You may have read that lupus is extremely difficult to diagnose, and that some patients go a long time, even years, before they know what’s wrong with them. And it’s true the symptoms of lupus can mimic many other illnesses, such as infection and cancer. But if you bring your child to a pediatric rheumatologist—the kind of doctor who knows best what this disease looks like in children—odds are that he or she can determine whether it’s lupus relatively quickly, and if treatment is needed, it can begin right away.
Since there is no single symptom or test result that points to lupus, your child’s doctor will collect a lot of information to make a diagnosis. He or she will conduct a thorough physical exam, make a list of your child’s current symptoms and talk with you about your child’s medical history and the medical history of close family members.
Your child’s doctor will also use certain lab tests to help make a diagnosis and, later, to keep tabs on how the lupus is progressing. These tests include:
Your child’s doctor may order other lab tests or imaging tests to check for signs of lupus in specific organs. A urinalysis, for example, can help show whether lupus is affecting the kidneys, while a chest x-ray may show telltale inflammation around the heart or lungs.
Sometimes a biopsy can be helpful in making a diagnosis or evaluating the health of a specific organ or tissue. Almost any part of the body can be biopsied—in which a small sliver of tissue is removed and examined under a microscope— although in lupus it tends to be the skin or the kidneys.
The 11 criteria for lupus
Since lupus symptoms vary so widely and test results don’t always tell the full story, you may wonder how doctors are able to put the puzzle pieces together to come up with a diagnosis.
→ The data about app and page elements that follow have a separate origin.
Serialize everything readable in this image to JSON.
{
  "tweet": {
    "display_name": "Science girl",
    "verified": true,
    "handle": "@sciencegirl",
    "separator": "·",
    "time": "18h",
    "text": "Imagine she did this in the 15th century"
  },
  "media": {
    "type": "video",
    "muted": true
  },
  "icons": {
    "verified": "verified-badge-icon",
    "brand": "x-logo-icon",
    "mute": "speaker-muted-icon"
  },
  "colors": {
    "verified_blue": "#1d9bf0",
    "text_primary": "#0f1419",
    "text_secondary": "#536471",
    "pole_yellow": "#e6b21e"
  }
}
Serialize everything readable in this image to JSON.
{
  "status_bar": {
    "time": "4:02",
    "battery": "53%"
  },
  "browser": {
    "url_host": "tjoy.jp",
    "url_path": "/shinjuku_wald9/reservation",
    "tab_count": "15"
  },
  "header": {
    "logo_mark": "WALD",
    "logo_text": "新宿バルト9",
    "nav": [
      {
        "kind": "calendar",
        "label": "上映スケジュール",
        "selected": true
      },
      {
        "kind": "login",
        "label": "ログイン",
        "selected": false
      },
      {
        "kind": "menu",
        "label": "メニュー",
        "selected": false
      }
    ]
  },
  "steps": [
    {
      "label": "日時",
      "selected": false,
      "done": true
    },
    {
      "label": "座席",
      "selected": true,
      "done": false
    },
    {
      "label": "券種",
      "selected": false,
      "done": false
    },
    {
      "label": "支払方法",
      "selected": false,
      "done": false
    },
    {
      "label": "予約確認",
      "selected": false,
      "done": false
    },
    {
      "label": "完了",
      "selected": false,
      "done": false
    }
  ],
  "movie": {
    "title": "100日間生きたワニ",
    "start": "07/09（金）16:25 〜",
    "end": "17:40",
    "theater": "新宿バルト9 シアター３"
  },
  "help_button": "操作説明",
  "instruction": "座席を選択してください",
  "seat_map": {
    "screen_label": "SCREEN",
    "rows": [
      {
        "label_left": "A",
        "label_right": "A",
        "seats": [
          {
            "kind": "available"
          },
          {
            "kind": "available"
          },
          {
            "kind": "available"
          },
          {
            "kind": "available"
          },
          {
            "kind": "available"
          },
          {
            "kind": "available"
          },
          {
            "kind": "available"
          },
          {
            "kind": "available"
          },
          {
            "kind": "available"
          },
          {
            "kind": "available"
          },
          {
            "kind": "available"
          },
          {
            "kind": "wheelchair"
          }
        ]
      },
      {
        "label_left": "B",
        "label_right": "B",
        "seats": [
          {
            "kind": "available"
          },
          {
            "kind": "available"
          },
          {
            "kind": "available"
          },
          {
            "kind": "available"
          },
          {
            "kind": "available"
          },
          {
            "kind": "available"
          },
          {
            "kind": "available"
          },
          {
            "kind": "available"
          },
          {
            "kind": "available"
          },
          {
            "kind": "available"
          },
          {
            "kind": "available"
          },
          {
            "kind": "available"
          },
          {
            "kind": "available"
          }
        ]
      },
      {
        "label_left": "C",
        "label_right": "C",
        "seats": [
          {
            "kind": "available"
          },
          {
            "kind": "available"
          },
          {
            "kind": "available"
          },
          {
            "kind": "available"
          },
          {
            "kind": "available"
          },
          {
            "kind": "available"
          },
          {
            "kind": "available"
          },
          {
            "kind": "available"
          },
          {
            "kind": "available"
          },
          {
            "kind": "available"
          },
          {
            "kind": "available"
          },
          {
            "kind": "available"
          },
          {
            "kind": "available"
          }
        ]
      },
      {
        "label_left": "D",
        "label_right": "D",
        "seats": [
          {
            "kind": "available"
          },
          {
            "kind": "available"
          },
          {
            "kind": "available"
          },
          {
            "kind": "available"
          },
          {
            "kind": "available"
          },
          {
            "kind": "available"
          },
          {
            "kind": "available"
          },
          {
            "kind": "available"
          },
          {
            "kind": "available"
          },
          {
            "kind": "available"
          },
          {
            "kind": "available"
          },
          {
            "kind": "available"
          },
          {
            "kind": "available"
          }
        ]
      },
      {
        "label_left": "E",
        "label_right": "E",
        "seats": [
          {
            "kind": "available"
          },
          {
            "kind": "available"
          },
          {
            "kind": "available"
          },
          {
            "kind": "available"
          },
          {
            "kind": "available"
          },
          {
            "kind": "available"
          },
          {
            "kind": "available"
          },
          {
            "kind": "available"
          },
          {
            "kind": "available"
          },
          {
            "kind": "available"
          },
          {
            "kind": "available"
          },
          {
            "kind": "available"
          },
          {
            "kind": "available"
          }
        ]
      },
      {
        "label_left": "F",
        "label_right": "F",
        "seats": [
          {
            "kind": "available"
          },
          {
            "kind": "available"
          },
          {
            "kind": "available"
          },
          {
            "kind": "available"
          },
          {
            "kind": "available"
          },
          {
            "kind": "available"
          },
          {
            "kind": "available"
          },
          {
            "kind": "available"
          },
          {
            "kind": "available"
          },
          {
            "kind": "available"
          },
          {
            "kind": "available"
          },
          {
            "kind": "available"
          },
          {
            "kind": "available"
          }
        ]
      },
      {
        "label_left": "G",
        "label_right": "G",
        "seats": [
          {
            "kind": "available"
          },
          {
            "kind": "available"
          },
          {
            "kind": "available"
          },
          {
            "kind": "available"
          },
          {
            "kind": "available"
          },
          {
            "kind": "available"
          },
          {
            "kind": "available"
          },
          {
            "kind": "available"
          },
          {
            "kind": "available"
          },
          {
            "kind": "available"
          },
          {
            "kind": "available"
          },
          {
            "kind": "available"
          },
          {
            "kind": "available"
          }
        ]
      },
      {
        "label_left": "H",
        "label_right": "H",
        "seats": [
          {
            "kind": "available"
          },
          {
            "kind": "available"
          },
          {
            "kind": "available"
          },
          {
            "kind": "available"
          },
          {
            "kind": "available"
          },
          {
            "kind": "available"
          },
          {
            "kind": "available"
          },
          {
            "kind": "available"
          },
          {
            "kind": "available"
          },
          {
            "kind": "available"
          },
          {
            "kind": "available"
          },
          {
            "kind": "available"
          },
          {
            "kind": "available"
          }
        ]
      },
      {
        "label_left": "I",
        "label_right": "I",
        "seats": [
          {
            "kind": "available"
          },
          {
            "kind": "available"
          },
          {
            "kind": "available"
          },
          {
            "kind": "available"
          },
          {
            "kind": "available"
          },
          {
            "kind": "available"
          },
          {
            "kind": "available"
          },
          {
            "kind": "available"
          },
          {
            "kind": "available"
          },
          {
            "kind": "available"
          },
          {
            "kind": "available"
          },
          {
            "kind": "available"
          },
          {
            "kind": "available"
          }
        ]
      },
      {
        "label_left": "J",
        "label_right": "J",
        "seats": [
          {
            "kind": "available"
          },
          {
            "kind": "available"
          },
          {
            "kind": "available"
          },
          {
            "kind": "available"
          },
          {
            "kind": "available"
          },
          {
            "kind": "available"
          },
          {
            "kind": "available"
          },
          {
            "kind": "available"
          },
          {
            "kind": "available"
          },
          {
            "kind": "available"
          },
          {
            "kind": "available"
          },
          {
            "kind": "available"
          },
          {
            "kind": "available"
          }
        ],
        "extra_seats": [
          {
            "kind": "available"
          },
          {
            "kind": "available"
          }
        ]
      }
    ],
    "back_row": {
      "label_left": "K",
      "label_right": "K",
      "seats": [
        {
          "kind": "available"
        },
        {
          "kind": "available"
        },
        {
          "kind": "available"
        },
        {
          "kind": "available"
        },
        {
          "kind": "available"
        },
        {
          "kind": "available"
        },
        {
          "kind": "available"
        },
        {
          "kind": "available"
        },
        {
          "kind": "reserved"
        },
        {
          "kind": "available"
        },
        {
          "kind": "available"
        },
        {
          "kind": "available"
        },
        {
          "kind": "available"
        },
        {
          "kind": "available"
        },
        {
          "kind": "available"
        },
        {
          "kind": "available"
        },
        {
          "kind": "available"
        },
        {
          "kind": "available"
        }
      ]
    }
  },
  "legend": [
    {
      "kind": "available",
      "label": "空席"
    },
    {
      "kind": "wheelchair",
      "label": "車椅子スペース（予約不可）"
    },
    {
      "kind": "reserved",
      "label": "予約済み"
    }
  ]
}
Much of it depends on their past experience with patients, but they also bear in mind 11 lupus criteria laid out by the American College of Rheumatology.
Typically, at least four of the following things must be present for a doctor to diagnose lupus:
It’s not unusual, though, for experienced physicians to make a diagnosis even when fewer than four criteria are present.
When to seek medical advice
If your child has symptoms such as fever, fatigue, joint stiffness and skin rashes—especially a butterfly-shaped rash across her cheeks and nose—it might mean she has lupus. You should make an appointment with your child’s pediatrician, who will then make a referral to a rheumatologist if lupus is suspected.
If your child has already been diagnosed with lupus, you should call her specialist about any sudden changes in her symptoms or the appearance of new ones. And remember that infections can potentially be more serious in children with lupus: If your child develops a fever or feels increasingly unwell, let her doctor know right away.
We are grateful to have been ranked #1 on U.S. News & World Report's list of the best children's hospitals in the nation for the third year in a row, an honor we could not have achieved without the patients and families who inspire us to do our very best for them. Thanks to you, Boston Children's is a place where we can write the greatest children's stories ever told.”